Amazing. I am amazed that there are still people who think the Necronomicon is anything but a literary tool H.P. Lovecraft invented to add depth to his stories. Lovecraft admitted the book did not exist. Come on, people! Why would Simon refuse all requests to see the manuscript? Because there is not one! There never was. Do you believers also believe in Chambers' The King in Yellow? Or maybe you think the spellbook in the movie Hocus Pocus is real, too?
Guest More than 1 year ago
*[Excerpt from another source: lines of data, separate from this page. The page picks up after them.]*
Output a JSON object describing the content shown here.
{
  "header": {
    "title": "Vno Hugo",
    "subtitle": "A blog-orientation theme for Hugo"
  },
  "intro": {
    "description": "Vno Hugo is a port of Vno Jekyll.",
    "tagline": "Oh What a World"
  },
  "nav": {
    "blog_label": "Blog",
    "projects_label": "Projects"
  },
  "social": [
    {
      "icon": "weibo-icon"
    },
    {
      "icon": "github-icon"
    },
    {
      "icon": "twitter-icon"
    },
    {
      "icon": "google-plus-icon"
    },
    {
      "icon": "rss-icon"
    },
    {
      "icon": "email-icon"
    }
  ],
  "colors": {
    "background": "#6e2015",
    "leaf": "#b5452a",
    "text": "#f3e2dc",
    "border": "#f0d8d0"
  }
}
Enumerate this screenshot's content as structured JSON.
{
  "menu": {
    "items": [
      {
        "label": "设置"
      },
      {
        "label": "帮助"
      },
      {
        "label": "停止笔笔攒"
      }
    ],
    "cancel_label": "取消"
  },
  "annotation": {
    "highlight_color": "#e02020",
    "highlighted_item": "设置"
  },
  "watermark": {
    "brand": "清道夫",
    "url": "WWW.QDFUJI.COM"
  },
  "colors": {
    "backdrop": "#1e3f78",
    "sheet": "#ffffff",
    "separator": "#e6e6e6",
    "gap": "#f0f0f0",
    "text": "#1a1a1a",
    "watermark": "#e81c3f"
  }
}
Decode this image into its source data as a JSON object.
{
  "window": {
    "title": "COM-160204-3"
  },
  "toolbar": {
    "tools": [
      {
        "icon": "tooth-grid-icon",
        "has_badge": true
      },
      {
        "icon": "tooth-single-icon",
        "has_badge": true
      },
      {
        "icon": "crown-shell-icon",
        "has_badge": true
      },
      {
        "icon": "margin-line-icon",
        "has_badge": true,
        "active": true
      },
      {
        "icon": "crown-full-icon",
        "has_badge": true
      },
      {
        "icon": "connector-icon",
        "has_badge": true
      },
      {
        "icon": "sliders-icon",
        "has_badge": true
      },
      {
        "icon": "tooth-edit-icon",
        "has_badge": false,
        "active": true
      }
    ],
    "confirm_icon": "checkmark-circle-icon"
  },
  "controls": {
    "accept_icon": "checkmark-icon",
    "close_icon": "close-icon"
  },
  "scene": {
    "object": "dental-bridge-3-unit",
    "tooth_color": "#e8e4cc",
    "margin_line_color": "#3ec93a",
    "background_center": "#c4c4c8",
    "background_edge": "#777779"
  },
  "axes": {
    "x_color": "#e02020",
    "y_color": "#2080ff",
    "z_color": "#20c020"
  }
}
For anyone that is truly ready to initiate yourself into the Necronomicon current...now is the time!!! Wherever Simon got his information it works because he obviously did take things from Sumerian and Akkadian text. If one takes whatever bit of scholarly bits of Sumerian religion is left and confirms this work through them will see too many connections for any of Simon's works to be just simply made up. I laugh when many commentors put down Simon's works because they obviously either like to speak like they put all their effort into studying and practicing the Necronomicon system or they act like they are a bonafide scholar that can tell us what is or is not true and my comparison to this is a man who has read a book on the nature of electricity and then the actual electrician who has gone way beyond just reading from the book which is barely even an introduction. If you only read Simon's works and have not actually and truly tested the works after being trained as a real magician of a bonafide order...you have no business yapping and you are still stuck with what is still only the introduction. It is human nature for most to be a critic and although it is healthy and safe to question everything until you find the truth it is also important to work through whatever material you choose to get a first hand account instead of hand me down opinions that most people love to spurt. I am part of three great and prominant magickal orders and I am with the two best psychic schools on the planet ,in my opinion, being the Clairvision school and the Free Soul Society. I am foremost a state of the art Vedic Scholar and have a masters in Sumerian culture and religion. I am also with the International Ghost Hunters Society and the Virginia State Ghost Hunters Society. Few can either pull the wool over my eyes or get anything past me. I am a husband and father who is very down to earth. Above all I don't think it is wise for immature teenagers to have Simons works, or anyone for that matter, unless they have a teacher of magick and the psychic sciences. I also advise getting a psychologist that is also certified in modern psychology and if you can get one thats into shamanism you would be doing very well because you will be dealing with many things on your path of growing. This path is for the most part like any other , but is a version of the universal path for those with a particular aesthetic. There are however things about the Necronomicon path that are so completely different from anything of religion,magick, or the supernormal that anyone can find on this earth or in any other system. Working this material is basicaly making the descision to have your astral/psychic eyes opened permanently to wonderful things and sometimes the most horrific which in nature reflects something right out of the movie Hell Raiser!!! Oh...a box...I will take one please as bordem is not my thing.LOL!
Anonymous More than 1 year ago
Really should read this book if you try to do any of the workings with the Necronomicon. It breaks things down a little easier, but really does need some illustrations. The Necronomicon Spellbook that's now out is the much needed short-cut that everyone interested has been looking for.
Anonymous More than 1 year ago